Exercise:
Make an exact copy of the listing, without images.

Available data:

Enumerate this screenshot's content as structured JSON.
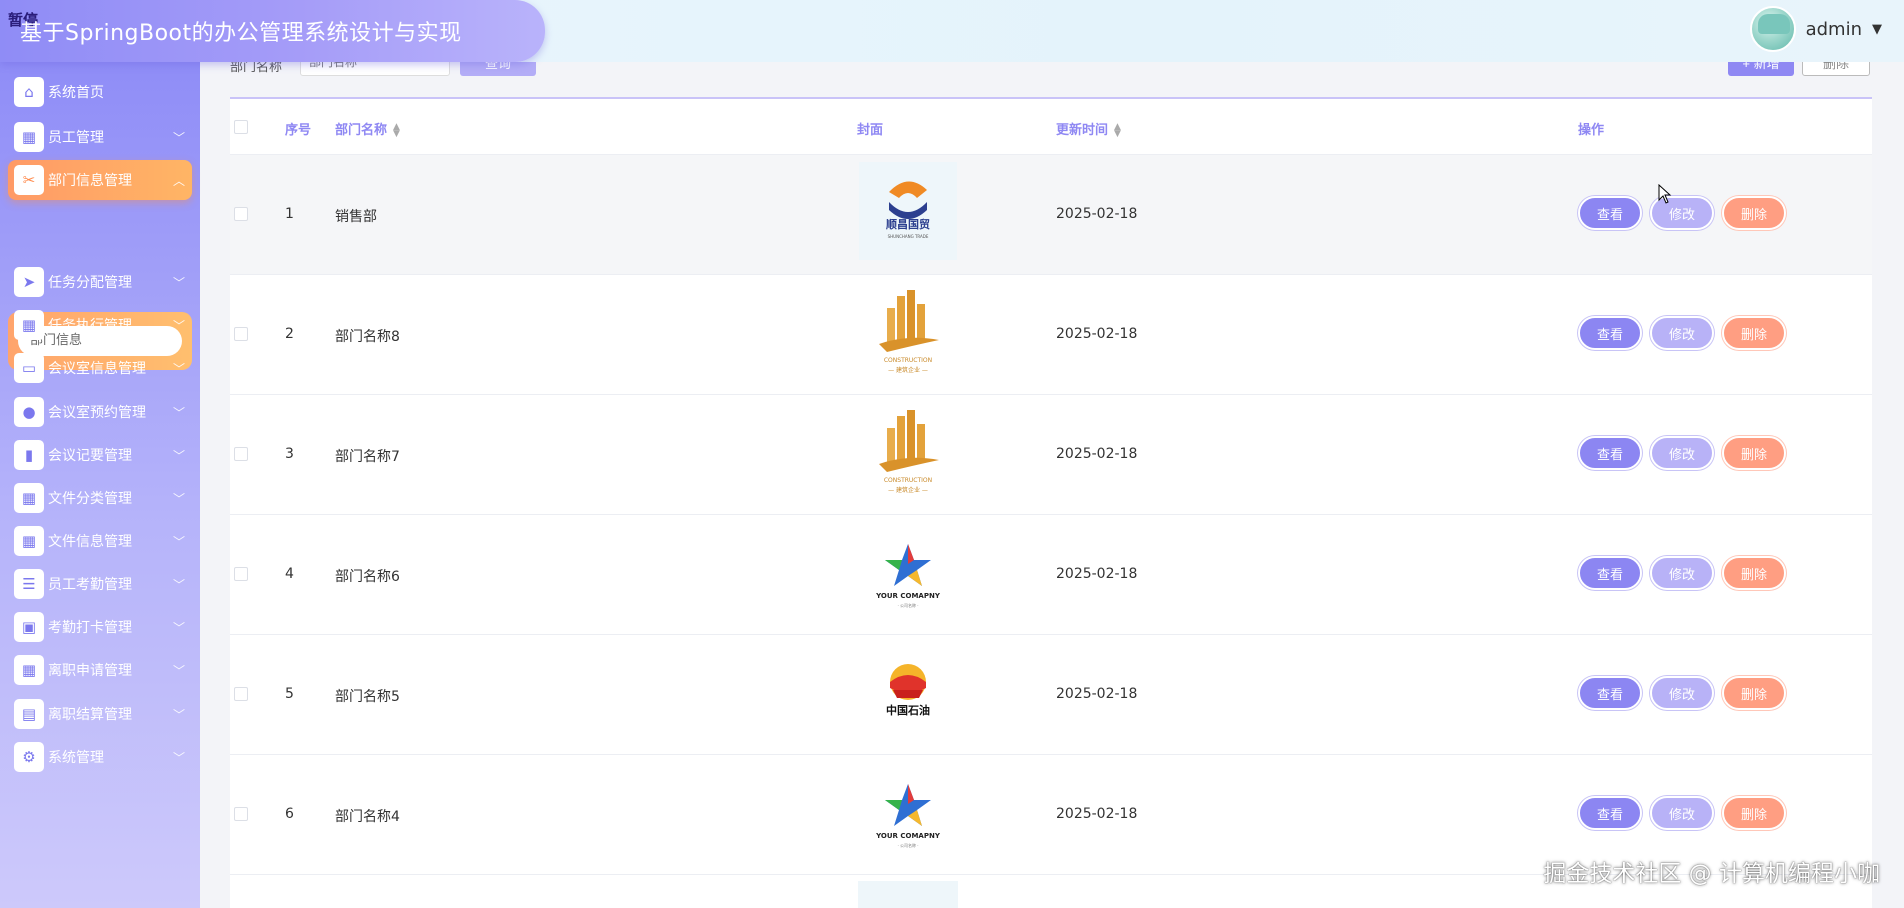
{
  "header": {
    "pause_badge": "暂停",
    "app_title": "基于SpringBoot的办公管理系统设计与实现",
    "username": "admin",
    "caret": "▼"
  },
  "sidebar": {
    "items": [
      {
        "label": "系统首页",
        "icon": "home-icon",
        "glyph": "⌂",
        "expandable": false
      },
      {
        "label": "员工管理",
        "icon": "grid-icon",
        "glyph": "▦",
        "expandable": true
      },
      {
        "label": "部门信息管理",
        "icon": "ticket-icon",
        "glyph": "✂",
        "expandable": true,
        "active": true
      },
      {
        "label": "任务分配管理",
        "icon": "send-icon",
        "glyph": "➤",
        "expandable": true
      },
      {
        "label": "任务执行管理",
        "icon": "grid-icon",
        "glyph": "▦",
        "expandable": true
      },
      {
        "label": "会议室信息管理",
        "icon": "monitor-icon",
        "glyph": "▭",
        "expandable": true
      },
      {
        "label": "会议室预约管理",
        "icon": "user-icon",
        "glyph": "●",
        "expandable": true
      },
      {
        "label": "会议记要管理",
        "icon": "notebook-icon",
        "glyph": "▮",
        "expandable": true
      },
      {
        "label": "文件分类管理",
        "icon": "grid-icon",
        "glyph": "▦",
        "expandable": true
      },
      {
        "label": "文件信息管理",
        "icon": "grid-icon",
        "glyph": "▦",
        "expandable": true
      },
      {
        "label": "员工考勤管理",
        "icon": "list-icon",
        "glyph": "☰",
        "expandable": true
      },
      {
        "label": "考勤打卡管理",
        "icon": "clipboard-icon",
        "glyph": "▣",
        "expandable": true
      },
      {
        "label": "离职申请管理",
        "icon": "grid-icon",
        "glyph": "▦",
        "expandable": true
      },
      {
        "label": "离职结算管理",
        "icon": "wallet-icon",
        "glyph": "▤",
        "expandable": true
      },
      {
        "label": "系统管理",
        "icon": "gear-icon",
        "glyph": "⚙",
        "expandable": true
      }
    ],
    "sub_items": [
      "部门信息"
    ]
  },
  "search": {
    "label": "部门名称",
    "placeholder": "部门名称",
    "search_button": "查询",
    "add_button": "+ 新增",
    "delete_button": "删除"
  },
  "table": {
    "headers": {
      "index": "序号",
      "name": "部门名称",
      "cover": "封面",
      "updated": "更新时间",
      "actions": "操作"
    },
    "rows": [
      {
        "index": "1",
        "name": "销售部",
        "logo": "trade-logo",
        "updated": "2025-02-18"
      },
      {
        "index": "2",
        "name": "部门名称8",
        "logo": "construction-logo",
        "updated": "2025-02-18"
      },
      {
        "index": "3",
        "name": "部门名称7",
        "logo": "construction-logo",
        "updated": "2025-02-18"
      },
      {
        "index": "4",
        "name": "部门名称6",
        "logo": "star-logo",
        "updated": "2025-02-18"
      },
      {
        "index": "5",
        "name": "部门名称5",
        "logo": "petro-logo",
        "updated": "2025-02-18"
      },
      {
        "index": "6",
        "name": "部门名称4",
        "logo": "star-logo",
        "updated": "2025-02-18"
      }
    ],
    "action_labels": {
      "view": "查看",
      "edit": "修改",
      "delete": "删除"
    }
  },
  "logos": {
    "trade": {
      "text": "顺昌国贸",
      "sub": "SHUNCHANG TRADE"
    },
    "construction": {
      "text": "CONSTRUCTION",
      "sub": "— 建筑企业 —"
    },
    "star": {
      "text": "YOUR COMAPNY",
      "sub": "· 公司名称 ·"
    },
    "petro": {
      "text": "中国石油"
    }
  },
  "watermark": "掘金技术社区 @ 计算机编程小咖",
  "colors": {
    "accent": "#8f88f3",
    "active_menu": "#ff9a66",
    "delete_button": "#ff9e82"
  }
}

Answer:
Enumerate this screenshot's content as structured JSON.
{
  "header": {
    "pause_badge": "暂停",
    "app_title": "基于SpringBoot的办公管理系统设计与实现",
    "username": "admin",
    "caret": "▼"
  },
  "sidebar": {
    "items": [
      {
        "label": "系统首页",
        "icon": "home-icon",
        "glyph": "⌂",
        "expandable": false
      },
      {
        "label": "员工管理",
        "icon": "grid-icon",
        "glyph": "▦",
        "expandable": true
      },
      {
        "label": "部门信息管理",
        "icon": "ticket-icon",
        "glyph": "✂",
        "expandable": true,
        "active": true
      },
      {
        "label": "任务分配管理",
        "icon": "send-icon",
        "glyph": "➤",
        "expandable": true
      },
      {
        "label": "任务执行管理",
        "icon": "grid-icon",
        "glyph": "▦",
        "expandable": true
      },
      {
        "label": "会议室信息管理",
        "icon": "monitor-icon",
        "glyph": "▭",
        "expandable": true
      },
      {
        "label": "会议室预约管理",
        "icon": "user-icon",
        "glyph": "●",
        "expandable": true
      },
      {
        "label": "会议记要管理",
        "icon": "notebook-icon",
        "glyph": "▮",
        "expandable": true
      },
      {
        "label": "文件分类管理",
        "icon": "grid-icon",
        "glyph": "▦",
        "expandable": true
      },
      {
        "label": "文件信息管理",
        "icon": "grid-icon",
        "glyph": "▦",
        "expandable": true
      },
      {
        "label": "员工考勤管理",
        "icon": "list-icon",
        "glyph": "☰",
        "expandable": true
      },
      {
        "label": "考勤打卡管理",
        "icon": "clipboard-icon",
        "glyph": "▣",
        "expandable": true
      },
      {
        "label": "离职申请管理",
        "icon": "grid-icon",
        "glyph": "▦",
        "expandable": true
      },
      {
        "label": "离职结算管理",
        "icon": "wallet-icon",
        "glyph": "▤",
        "expandable": true
      },
      {
        "label": "系统管理",
        "icon": "gear-icon",
        "glyph": "⚙",
        "expandable": true
      }
    ],
    "sub_items": [
      "部门信息"
    ]
  },
  "search": {
    "label": "部门名称",
    "placeholder": "部门名称",
    "search_button": "查询",
    "add_button": "+ 新增",
    "delete_button": "删除"
  },
  "table": {
    "headers": {
      "index": "序号",
      "name": "部门名称",
      "cover": "封面",
      "updated": "更新时间",
      "actions": "操作"
    },
    "rows": [
      {
        "index": "1",
        "name": "销售部",
        "logo": "trade-logo",
        "updated": "2025-02-18"
      },
      {
        "index": "2",
        "name": "部门名称8",
        "logo": "construction-logo",
        "updated": "2025-02-18"
      },
      {
        "index": "3",
        "name": "部门名称7",
        "logo": "construction-logo",
        "updated": "2025-02-18"
      },
      {
        "index": "4",
        "name": "部门名称6",
        "logo": "star-logo",
        "updated": "2025-02-18"
      },
      {
        "index": "5",
        "name": "部门名称5",
        "logo": "petro-logo",
        "updated": "2025-02-18"
      },
      {
        "index": "6",
        "name": "部门名称4",
        "logo": "star-logo",
        "updated": "2025-02-18"
      }
    ],
    "action_labels": {
      "view": "查看",
      "edit": "修改",
      "delete": "删除"
    }
  },
  "logos": {
    "trade": {
      "text": "顺昌国贸",
      "sub": "SHUNCHANG TRADE"
    },
    "construction": {
      "text": "CONSTRUCTION",
      "sub": "— 建筑企业 —"
    },
    "star": {
      "text": "YOUR COMAPNY",
      "sub": "· 公司名称 ·"
    },
    "petro": {
      "text": "中国石油"
    }
  },
  "watermark": "掘金技术社区 @ 计算机编程小咖",
  "colors": {
    "accent": "#8f88f3",
    "active_menu": "#ff9a66",
    "delete_button": "#ff9e82"
  }
}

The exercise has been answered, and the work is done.